$10 million Chicago Prize finalists want to revitalize 6 South, West side neighborhoods
Teams from Auburn-Gresham, Little Village, Englewood, North Lawndale, Austin and South Chicago pitched new development programs boosting economic development in their neighborhoods.
Teams from six South and West side neighborhoods are in the running for $10 million to fund a variety of proposals — from clean-energy projects to affordable housing initiatives — that would create economic opportunities in their areas.
More than 80 teams pitched their project ideas to the Pritzker Traubert Foundation for its Chicago Prize Challenge. The competition’s six finalists — who all won $100,000 planning grants — were announced Wednesday evening at the Hatchery in East Garfield Park.
“We invited every community on the South and West sides to tell us what they think should happen in their neighborhoods,” said Bryan Traubert, a foundation trustee and husband of former Commerce Secretary Penny Pritzker. “We wanted to be more equitable, expand our reach and be open to new ideas and organizations we didn’t know and haven’t worked with before.”
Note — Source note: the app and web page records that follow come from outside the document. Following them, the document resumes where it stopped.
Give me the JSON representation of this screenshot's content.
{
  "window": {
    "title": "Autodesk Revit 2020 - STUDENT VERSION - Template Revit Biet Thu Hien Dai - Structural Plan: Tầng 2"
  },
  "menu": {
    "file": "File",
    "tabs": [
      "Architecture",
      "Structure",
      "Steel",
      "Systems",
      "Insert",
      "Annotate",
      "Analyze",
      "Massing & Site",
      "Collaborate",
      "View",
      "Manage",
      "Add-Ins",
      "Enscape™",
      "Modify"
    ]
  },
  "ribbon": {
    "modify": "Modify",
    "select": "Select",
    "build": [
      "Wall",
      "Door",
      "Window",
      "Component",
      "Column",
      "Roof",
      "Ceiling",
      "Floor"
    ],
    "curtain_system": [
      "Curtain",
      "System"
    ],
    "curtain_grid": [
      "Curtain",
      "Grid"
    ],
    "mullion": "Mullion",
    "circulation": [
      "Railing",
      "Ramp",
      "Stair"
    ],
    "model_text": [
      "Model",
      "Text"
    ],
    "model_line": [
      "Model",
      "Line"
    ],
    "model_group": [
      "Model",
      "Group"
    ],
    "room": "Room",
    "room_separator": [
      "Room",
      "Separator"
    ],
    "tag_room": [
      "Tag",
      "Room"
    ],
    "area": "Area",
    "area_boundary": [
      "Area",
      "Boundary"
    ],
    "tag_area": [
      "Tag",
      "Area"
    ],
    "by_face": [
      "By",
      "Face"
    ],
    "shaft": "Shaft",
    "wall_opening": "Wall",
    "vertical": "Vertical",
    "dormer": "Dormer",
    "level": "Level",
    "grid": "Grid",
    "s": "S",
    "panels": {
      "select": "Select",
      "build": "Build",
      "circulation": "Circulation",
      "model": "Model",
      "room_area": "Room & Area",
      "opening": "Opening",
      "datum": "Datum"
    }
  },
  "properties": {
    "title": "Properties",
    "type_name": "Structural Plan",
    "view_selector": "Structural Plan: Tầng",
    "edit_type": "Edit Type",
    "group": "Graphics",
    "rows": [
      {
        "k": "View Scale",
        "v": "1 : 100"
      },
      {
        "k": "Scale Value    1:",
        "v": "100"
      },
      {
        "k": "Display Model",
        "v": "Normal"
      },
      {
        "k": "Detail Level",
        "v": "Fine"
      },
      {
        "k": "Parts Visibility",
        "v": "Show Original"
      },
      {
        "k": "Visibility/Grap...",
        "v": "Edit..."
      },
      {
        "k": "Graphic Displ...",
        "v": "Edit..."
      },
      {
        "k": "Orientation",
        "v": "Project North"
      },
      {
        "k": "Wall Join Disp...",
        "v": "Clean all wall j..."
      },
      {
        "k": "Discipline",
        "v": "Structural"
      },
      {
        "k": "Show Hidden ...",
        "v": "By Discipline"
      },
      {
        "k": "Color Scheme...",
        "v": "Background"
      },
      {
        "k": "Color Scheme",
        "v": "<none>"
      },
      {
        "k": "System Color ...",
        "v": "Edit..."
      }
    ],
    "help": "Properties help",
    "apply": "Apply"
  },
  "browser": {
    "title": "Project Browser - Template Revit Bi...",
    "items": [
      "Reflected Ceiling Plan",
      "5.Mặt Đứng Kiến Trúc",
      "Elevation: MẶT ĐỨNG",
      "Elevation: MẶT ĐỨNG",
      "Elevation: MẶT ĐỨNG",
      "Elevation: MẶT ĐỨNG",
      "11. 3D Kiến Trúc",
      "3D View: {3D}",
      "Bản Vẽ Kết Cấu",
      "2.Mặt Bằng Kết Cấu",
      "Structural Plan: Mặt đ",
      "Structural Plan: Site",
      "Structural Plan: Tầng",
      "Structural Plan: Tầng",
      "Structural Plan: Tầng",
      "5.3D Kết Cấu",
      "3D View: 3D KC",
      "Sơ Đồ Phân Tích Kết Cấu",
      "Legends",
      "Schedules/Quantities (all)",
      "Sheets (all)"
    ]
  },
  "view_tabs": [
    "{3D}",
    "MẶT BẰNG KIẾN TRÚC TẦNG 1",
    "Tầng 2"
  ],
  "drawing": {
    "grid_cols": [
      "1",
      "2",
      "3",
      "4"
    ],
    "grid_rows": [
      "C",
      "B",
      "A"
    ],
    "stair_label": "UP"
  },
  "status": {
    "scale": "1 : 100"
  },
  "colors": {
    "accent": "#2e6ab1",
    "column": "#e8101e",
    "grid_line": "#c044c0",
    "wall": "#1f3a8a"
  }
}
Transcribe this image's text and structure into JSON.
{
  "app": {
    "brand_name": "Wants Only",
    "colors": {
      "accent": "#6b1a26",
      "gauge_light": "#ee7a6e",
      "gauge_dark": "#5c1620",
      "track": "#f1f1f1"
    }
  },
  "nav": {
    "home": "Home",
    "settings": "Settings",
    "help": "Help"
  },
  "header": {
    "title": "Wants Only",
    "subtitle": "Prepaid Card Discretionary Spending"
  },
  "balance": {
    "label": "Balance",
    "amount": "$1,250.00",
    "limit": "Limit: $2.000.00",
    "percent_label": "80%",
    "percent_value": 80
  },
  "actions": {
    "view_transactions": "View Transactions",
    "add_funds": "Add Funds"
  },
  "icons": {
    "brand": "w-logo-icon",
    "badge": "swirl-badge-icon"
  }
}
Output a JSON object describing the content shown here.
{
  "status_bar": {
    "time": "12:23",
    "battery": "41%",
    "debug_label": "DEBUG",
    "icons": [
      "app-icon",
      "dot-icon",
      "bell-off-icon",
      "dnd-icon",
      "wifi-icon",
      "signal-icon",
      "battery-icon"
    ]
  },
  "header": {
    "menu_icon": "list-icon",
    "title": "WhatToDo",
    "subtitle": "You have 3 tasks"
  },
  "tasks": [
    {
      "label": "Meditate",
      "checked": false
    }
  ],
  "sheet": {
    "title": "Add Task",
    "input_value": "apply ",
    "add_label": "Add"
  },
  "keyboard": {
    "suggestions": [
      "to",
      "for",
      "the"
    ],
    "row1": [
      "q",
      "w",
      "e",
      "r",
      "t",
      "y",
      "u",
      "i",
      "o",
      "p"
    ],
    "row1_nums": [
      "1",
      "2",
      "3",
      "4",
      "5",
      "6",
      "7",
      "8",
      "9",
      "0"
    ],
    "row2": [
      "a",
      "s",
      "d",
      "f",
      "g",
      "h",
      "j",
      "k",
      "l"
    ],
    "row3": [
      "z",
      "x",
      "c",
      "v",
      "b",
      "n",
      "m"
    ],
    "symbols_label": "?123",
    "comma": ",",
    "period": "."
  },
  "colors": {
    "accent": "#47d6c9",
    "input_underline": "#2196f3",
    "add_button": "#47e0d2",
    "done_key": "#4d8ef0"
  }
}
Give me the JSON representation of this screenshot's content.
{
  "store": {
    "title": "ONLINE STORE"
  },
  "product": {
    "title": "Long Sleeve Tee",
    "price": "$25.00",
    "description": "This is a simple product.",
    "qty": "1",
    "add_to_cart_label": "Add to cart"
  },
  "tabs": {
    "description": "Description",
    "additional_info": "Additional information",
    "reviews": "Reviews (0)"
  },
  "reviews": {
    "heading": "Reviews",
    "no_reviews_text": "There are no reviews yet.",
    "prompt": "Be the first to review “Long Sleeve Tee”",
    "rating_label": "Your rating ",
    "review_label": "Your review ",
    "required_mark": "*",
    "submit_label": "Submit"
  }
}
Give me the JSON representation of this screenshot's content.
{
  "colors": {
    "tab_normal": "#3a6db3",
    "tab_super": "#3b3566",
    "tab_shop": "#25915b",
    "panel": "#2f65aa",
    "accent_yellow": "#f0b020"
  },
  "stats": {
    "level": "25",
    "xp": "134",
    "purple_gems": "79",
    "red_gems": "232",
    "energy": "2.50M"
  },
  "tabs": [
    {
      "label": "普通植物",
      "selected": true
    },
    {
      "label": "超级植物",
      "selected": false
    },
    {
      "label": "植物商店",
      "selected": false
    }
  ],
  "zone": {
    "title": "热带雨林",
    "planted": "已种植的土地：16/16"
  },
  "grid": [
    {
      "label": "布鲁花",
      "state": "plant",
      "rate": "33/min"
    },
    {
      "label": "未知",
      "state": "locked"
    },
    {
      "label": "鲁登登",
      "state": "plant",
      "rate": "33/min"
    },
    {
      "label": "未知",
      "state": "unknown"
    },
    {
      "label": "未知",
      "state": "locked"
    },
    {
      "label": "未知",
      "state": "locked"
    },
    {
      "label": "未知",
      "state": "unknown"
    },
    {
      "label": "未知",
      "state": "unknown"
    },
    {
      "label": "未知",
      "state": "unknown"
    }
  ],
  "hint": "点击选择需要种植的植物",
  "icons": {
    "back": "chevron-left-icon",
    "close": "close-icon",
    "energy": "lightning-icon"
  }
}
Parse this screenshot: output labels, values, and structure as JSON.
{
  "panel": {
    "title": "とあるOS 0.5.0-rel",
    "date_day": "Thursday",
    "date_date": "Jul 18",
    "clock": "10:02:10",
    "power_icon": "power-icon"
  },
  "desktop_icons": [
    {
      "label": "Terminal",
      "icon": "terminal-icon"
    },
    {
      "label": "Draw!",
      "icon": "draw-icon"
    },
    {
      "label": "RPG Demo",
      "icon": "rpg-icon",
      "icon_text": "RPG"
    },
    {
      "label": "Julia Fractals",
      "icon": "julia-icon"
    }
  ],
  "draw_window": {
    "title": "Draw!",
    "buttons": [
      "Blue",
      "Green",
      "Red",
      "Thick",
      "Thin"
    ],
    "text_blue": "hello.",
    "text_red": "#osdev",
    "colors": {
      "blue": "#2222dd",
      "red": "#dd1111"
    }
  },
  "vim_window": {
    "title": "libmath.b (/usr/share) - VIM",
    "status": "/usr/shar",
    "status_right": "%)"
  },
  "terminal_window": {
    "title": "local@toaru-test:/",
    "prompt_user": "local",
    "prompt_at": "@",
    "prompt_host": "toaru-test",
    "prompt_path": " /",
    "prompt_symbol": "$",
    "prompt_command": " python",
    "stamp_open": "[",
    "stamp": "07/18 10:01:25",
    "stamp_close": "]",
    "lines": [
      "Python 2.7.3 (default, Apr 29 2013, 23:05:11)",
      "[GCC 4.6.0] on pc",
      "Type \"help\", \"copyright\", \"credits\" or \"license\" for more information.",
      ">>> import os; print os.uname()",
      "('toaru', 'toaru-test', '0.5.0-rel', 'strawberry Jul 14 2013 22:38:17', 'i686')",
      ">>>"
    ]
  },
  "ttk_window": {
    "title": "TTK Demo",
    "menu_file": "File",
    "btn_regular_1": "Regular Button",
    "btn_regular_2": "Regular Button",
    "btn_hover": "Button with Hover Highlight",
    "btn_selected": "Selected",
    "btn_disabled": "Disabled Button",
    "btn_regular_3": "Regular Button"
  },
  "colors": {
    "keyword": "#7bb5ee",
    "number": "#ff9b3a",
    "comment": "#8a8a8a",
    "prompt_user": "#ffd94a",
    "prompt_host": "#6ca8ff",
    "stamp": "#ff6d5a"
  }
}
The finalists included teams of grassroots organizations from Auburn-Gresham, Little Village, Englewood, North Lawndale, Austin and South Chicago. The $10 million prize winner will be announced in the spring.
Fourteen other teams will each receive a $10,000 grant from the foundation supporting their proposals.
The Auburn-Gresham team proposed turning a long-vacant office building into a health center; converting a nine-acre brownfield into a renewable energy and urban farming campus; and repurposing a former school into a center with affordable housing, job training and business incubation services.
“Bringing these projects to life will bring living-wage jobs and build wealth for residents in our community,” said Carlos Nelson CEO of the Greater Auburn-Gresham Development Corporation.
Finalists from Little Village proposed redeveloping a vacant fire station into a commercial kitchen for food entrepreneurs, community meeting space and urban farming center.
“Little Village is such a food-centric neighborhood, so this allows us to focus on what we’re good at as a community,” said Kim Wasserman, executive director at the Little Village Environmental Justice Organization.
Rami Nashashibi, executive director of the Inner-City Muslim Action Network, said his team’s proposal for the neighborhood would help advance the grassroots work that’s been done in the neighborhood for decades.
His team proposed transforming the intersection of 63rd and Racine by turning a two-story building into a food co-op, building a new mixed-use development and repurposing a vacant school into a local recycling center.
The North Lawndale team proposed multiple developments, including a new Mount Sinai surgical center, affordable housing on vacant lots and a community hub of workforce programs, social enterprises and pop-up retail spaces.
“This could revitalize North Lawndale with a really thoughtful way, and I’m proud of our collective action toward our future,” said Brenda Palms Barber, president and CEO of the North Lawndale Employment Network.
For the Austin neighborhood, groups proposed creating a new early learning center; a health and recreation facility; education opportunities at Austin College and Career Academy; affordable housing and a business incubator.Many of the developments would be built on vacant and scattered city-owned lots.
The final team, of South Chicago, proposed several projects to revitalize stretches of east 91st and 92nd streets near the lakefront. The nine projects would create new affordable housing, multi-family units, a grocery store, arts and recreation centers and a workforce development cafe.
“Our community has long been seen as the forgotten land, so this support will reinvigorate a small-but-mighty section of our neighborhood,” said Angel Hurlock, executive director of Claretian Associates.
Mayor Lori Lightfoot congratulated the six finalists, praising each team for bringing various community groups together to solve problems in their neighborhoods.
“This is about revitalizing and capturing the energy of a community and thinking about how to have open spaces, intergenerational gatherings, affordable housing and the support that’s essential to uplift and sustain its quality of life,” Lightfoot said.